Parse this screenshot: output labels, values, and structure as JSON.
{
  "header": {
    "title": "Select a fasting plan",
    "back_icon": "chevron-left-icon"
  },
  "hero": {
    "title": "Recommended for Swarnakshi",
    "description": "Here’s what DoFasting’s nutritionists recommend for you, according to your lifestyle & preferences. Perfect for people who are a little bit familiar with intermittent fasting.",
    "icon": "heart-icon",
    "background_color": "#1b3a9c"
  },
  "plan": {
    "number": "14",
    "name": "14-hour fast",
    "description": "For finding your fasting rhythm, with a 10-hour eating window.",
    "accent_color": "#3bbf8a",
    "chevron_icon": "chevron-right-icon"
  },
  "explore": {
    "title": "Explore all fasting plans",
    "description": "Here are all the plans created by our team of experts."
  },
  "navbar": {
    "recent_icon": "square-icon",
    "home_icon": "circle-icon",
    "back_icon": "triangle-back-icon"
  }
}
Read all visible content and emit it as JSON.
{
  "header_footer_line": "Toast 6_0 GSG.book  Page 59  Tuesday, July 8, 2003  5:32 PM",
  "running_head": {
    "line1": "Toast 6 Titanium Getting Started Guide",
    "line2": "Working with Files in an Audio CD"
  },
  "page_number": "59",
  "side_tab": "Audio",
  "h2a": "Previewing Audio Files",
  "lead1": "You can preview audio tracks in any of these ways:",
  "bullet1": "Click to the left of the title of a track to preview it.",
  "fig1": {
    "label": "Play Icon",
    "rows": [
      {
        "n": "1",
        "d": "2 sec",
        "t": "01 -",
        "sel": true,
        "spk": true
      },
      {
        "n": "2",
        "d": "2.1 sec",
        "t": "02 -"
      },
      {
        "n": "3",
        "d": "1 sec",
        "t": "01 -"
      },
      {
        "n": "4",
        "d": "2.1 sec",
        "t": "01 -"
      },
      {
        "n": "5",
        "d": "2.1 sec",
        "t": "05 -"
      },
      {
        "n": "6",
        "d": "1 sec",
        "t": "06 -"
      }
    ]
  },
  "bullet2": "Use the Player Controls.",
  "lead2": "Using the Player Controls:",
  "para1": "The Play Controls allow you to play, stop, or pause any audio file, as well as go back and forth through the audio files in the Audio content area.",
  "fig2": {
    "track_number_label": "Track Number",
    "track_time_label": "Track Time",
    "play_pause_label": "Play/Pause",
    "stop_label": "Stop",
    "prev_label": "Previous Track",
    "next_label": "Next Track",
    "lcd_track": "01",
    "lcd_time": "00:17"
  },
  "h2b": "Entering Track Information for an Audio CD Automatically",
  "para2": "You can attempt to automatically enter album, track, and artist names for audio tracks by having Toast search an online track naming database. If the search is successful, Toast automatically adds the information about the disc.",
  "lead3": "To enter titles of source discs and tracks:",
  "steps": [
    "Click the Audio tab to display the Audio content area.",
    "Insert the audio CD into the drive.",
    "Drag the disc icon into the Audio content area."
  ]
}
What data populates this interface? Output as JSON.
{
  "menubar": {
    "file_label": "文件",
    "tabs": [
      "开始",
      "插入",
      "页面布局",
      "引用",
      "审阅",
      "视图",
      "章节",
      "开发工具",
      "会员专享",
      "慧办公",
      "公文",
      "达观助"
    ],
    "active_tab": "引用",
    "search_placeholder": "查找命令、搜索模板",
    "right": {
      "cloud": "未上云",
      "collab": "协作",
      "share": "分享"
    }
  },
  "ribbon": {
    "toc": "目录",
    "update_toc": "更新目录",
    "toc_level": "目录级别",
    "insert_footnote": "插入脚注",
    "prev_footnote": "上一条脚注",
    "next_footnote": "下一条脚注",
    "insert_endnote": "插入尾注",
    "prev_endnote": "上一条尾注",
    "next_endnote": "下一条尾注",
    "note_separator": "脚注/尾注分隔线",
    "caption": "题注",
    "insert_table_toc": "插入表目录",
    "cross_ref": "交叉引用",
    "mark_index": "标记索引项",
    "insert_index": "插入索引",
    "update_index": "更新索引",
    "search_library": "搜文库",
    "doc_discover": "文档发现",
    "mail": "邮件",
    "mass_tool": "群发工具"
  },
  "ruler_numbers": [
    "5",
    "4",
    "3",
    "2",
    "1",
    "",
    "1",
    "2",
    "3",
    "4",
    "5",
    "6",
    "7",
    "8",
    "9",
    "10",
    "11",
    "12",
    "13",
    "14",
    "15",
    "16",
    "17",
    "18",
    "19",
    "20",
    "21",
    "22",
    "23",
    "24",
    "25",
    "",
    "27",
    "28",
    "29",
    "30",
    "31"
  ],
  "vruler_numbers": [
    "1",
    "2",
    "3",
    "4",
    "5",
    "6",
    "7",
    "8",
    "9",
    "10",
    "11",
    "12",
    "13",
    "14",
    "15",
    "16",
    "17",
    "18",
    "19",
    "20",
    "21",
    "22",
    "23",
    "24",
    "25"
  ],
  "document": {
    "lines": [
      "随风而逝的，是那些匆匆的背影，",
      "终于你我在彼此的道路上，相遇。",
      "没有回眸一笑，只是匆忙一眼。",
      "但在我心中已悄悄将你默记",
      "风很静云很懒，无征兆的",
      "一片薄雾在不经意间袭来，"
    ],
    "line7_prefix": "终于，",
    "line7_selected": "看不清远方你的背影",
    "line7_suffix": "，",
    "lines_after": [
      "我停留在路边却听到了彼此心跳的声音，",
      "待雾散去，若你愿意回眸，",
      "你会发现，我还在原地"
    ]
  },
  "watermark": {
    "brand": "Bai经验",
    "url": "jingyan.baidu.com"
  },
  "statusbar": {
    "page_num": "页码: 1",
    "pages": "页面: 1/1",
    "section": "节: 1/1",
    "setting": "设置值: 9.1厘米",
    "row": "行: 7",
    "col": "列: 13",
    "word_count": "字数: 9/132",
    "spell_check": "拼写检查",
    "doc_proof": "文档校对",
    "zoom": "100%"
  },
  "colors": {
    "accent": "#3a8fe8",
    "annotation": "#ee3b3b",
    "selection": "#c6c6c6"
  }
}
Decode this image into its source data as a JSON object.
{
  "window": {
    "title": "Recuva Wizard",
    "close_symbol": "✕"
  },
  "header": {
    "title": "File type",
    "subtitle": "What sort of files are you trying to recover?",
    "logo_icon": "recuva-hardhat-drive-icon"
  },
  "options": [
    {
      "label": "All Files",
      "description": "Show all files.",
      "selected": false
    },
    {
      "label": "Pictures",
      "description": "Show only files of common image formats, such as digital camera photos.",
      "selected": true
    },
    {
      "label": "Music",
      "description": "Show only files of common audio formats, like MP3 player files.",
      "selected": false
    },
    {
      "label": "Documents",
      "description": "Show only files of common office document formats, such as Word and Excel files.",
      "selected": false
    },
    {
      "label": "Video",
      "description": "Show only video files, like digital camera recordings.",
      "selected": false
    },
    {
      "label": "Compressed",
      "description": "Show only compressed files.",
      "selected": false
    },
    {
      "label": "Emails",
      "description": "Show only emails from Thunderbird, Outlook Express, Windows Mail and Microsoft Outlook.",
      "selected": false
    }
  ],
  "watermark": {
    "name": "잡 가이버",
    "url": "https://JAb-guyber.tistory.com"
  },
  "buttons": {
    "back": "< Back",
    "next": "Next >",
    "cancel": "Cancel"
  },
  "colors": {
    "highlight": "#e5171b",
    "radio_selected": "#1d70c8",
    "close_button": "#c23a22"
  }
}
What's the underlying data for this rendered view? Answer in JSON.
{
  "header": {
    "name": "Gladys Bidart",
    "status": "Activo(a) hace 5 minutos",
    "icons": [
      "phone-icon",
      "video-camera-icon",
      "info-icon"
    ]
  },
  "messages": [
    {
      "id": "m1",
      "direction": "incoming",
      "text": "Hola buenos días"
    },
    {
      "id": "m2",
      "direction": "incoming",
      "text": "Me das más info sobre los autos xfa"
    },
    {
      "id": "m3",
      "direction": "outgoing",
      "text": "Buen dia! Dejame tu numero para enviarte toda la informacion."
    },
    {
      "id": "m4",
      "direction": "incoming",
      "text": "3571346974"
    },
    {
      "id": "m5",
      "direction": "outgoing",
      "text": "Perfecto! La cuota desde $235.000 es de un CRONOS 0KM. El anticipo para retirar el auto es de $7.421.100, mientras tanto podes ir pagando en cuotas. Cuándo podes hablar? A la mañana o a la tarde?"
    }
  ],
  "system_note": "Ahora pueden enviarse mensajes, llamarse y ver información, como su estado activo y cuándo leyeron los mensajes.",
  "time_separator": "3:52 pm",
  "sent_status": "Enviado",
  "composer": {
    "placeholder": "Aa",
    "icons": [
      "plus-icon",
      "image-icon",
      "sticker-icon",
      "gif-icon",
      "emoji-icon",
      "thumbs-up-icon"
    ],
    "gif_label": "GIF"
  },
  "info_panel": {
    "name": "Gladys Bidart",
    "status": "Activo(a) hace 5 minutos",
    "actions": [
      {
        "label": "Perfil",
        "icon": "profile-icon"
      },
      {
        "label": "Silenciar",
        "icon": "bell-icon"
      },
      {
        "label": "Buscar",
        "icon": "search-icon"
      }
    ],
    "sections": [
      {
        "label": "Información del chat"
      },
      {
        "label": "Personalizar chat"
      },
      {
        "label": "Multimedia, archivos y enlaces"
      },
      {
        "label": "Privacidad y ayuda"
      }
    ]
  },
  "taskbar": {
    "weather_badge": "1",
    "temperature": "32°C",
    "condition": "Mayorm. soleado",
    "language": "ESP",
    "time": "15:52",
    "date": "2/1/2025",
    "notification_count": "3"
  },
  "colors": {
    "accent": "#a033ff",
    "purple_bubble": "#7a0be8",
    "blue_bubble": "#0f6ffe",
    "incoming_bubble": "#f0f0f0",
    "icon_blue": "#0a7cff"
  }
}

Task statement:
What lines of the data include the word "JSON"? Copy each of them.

Response to this exercise:
Parse this screenshot: output labels, values, and structure as JSON.
Read all visible content and emit it as JSON.
What data populates this interface? Output as JSON.
Decode this image into its source data as a JSON object.
What's the underlying data for this rendered view? Answer in JSON.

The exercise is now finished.